_Entries from a dataset of interfaces_:
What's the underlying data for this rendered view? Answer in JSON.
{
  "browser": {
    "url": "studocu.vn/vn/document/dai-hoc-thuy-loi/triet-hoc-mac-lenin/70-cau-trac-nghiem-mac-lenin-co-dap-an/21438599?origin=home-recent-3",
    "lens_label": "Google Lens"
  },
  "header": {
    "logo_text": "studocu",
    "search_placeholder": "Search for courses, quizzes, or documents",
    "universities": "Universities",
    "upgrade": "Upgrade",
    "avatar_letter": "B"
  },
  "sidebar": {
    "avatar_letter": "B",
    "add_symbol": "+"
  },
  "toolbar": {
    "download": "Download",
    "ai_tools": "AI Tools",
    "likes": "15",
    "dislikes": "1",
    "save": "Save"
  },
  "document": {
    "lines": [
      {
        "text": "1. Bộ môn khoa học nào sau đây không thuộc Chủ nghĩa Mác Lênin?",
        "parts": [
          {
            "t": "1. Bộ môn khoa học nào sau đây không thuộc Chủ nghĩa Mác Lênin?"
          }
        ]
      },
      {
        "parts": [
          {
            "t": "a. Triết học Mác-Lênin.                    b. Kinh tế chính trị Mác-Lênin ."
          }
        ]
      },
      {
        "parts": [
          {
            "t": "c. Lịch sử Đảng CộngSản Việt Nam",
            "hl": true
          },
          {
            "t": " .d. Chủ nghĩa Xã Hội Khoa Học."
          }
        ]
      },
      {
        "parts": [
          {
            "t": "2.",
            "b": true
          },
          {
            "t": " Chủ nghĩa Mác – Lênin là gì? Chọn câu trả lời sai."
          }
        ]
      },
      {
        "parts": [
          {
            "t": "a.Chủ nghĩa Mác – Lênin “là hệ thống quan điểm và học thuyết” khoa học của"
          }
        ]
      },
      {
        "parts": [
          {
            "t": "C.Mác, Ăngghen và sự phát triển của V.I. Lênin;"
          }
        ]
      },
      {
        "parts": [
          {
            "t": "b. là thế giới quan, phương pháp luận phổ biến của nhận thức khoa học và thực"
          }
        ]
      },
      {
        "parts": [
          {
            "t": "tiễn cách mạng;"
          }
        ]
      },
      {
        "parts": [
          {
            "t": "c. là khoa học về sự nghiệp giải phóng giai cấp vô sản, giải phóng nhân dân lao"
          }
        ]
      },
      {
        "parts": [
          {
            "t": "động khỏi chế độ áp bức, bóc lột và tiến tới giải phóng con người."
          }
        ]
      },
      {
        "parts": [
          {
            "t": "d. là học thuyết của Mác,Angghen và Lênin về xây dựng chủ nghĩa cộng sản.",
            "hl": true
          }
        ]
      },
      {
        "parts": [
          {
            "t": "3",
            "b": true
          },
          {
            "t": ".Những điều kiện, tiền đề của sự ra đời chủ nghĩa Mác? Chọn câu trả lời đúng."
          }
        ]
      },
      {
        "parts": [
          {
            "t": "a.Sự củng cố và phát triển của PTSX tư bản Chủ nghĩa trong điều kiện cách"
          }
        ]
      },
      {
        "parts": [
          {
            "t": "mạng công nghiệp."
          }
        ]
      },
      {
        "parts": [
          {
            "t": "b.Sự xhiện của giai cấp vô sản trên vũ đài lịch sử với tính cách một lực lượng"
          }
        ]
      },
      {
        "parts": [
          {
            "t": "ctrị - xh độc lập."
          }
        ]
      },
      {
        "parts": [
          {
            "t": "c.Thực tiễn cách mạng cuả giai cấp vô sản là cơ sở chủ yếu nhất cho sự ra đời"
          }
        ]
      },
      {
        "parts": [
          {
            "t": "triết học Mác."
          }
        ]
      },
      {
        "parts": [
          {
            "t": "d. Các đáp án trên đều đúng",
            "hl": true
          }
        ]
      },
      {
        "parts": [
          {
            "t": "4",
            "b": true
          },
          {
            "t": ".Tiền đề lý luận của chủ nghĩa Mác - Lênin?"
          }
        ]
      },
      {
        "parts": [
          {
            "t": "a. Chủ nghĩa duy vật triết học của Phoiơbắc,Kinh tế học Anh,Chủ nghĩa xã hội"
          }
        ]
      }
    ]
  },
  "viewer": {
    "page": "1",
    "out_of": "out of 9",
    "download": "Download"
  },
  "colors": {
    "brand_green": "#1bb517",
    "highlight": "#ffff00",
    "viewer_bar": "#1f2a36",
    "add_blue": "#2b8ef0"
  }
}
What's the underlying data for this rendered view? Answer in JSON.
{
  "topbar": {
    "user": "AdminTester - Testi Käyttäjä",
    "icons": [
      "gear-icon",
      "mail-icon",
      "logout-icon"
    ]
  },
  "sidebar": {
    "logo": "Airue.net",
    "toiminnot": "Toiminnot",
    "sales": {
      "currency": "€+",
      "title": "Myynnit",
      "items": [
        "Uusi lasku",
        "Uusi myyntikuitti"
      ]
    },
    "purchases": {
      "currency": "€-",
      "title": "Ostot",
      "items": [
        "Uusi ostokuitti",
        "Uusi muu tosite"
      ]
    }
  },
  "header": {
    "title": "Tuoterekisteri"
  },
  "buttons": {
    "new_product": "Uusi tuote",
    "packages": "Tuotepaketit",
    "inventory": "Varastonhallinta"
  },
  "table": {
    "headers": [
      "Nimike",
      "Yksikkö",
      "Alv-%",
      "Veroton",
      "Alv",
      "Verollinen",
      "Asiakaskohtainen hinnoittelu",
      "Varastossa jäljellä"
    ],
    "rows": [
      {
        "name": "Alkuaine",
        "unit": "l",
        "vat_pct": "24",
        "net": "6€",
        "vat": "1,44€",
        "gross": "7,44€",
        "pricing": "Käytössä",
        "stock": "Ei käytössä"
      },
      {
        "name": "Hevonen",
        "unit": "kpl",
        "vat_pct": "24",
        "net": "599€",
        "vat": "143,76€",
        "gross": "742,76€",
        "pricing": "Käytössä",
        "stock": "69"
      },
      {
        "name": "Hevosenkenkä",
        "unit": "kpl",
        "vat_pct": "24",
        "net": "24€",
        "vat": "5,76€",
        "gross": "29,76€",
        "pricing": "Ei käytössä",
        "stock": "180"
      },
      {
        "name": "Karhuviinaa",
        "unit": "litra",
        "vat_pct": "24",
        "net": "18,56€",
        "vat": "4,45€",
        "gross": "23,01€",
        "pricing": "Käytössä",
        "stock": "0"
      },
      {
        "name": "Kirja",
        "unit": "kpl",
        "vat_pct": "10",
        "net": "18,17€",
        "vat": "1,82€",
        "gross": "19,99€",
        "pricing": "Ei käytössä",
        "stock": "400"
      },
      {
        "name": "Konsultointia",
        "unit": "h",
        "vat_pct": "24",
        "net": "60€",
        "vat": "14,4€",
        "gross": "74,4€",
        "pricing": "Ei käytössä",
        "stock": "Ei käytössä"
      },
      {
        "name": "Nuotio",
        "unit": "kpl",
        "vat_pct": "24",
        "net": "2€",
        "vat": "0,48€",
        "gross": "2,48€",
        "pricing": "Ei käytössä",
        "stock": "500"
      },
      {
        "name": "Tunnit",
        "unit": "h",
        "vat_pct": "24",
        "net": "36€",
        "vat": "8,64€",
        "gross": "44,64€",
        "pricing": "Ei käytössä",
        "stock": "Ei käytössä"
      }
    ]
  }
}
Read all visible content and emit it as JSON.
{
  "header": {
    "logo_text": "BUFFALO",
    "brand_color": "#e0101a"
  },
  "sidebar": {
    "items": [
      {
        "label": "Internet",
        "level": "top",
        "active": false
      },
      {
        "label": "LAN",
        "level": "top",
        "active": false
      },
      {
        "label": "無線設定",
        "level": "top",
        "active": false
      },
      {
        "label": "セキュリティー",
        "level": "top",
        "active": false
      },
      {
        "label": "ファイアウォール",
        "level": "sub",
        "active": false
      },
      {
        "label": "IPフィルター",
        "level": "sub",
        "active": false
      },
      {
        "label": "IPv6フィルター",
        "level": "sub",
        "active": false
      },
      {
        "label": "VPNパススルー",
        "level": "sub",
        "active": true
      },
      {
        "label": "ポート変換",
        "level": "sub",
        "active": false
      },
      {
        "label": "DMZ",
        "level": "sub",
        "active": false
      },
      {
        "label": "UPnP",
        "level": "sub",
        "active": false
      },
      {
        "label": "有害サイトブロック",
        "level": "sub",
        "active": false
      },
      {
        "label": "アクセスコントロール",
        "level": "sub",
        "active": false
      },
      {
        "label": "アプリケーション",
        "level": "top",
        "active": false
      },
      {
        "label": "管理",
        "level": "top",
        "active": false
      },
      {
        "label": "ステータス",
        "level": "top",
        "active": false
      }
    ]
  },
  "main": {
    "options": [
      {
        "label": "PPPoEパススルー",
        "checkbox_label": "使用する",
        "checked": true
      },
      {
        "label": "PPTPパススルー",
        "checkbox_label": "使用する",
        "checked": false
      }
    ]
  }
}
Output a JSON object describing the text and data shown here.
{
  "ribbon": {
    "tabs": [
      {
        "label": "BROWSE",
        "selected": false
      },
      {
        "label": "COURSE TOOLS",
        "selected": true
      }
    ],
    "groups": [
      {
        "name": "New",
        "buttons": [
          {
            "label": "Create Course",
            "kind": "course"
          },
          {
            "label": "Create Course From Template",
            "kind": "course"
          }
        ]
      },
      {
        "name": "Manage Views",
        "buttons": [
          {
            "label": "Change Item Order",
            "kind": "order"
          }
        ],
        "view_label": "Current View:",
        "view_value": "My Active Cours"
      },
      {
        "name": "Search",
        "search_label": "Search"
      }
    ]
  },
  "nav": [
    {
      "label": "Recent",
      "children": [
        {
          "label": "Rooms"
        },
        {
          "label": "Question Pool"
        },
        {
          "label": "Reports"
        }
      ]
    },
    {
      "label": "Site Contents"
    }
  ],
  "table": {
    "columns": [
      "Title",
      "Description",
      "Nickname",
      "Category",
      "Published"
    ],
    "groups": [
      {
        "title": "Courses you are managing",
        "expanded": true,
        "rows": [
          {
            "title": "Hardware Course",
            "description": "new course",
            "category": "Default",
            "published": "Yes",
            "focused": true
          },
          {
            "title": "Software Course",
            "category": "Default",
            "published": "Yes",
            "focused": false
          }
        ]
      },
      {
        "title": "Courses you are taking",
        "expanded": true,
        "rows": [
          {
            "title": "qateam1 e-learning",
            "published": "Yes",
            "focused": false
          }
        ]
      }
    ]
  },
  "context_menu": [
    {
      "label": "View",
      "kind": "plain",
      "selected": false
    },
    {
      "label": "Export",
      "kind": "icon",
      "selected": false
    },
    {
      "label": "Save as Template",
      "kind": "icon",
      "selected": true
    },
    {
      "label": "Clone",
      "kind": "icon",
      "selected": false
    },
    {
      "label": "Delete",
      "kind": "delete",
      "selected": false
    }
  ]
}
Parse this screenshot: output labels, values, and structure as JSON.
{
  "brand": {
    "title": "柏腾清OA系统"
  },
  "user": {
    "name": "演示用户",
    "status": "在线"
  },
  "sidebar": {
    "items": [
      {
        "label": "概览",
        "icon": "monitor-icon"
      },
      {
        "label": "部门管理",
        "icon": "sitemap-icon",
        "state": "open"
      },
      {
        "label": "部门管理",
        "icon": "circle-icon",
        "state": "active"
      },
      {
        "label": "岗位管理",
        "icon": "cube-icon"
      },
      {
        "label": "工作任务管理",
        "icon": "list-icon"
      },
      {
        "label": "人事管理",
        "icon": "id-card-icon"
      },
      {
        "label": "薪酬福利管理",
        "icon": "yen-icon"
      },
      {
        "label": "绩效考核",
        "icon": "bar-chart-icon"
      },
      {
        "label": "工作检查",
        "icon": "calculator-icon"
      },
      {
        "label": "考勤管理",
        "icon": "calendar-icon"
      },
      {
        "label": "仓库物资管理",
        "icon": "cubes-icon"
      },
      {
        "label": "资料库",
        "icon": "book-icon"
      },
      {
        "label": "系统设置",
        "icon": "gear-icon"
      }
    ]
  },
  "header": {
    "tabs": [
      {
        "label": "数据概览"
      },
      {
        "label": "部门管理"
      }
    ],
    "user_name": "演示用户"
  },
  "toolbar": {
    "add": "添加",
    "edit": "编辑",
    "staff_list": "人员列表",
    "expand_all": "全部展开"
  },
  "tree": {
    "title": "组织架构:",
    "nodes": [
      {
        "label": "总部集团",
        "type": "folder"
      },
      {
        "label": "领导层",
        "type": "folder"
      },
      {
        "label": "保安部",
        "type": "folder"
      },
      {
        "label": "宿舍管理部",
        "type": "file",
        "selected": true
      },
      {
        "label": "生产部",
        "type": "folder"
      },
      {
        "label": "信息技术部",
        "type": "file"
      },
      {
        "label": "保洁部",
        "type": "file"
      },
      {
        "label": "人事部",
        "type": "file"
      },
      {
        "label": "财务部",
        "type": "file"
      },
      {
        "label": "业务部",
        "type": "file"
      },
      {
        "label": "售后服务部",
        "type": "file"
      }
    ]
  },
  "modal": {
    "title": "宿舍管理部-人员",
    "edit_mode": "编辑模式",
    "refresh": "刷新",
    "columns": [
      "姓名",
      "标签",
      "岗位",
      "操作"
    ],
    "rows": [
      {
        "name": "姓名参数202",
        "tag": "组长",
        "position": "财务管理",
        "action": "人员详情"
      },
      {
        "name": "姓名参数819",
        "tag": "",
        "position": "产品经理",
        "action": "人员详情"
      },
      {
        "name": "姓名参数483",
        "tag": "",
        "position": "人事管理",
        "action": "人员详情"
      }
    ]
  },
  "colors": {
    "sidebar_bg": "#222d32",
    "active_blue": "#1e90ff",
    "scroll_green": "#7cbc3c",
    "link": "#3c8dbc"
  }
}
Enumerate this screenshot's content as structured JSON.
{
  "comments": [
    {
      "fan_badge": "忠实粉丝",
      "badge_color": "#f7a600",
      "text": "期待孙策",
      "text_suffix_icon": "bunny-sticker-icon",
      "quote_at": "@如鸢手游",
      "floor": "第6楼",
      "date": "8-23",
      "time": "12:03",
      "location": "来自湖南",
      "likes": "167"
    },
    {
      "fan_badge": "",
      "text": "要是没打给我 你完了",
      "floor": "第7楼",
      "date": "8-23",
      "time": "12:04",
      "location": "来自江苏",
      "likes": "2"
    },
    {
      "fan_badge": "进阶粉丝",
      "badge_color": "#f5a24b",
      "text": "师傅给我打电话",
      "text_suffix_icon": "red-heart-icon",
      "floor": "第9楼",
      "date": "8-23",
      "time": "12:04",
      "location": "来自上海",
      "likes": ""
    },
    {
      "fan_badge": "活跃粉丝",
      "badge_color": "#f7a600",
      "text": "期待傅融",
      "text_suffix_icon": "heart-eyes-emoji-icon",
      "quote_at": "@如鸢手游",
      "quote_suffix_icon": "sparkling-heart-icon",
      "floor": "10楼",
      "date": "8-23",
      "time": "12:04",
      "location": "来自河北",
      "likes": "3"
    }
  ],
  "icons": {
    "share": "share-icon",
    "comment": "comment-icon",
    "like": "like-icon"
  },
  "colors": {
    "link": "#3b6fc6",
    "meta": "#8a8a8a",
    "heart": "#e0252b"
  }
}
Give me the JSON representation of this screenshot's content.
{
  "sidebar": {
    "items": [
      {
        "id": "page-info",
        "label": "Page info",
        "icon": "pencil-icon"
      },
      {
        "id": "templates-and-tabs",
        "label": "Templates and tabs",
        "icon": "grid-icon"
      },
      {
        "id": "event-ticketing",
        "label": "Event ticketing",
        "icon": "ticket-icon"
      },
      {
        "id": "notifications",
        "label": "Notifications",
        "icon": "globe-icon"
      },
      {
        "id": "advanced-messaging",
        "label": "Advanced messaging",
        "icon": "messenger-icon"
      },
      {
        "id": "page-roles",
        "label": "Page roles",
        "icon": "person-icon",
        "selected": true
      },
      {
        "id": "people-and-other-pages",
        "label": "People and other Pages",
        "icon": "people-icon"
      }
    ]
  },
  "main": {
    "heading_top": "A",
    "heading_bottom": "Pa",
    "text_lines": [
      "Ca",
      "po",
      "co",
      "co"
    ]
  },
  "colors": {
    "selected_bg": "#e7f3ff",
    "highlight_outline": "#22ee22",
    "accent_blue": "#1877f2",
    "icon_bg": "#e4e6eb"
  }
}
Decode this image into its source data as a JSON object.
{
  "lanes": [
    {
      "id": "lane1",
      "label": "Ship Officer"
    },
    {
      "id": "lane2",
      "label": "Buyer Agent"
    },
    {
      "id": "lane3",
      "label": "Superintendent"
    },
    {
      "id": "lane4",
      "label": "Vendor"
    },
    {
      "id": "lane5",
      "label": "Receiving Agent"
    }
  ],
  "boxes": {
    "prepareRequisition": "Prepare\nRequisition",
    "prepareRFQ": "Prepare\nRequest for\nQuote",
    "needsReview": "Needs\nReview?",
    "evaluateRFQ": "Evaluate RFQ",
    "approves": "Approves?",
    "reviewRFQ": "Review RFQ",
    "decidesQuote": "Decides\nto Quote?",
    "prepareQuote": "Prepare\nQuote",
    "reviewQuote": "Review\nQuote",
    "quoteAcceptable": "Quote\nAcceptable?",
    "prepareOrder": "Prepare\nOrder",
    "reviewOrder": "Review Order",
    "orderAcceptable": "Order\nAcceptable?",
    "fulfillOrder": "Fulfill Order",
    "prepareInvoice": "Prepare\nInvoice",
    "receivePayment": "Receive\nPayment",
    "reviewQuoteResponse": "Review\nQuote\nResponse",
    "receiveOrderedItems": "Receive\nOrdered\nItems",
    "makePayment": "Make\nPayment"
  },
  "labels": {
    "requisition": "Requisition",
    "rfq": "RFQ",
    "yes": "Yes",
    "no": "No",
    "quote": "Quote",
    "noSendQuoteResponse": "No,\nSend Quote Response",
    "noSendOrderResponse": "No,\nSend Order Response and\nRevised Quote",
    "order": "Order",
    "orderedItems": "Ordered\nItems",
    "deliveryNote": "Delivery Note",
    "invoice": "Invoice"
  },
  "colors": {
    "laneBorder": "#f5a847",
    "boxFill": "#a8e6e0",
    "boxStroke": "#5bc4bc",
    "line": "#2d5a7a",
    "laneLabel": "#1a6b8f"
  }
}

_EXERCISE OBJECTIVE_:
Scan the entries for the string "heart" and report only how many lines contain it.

_SOLUTION TO THIS PROBLEM_:
4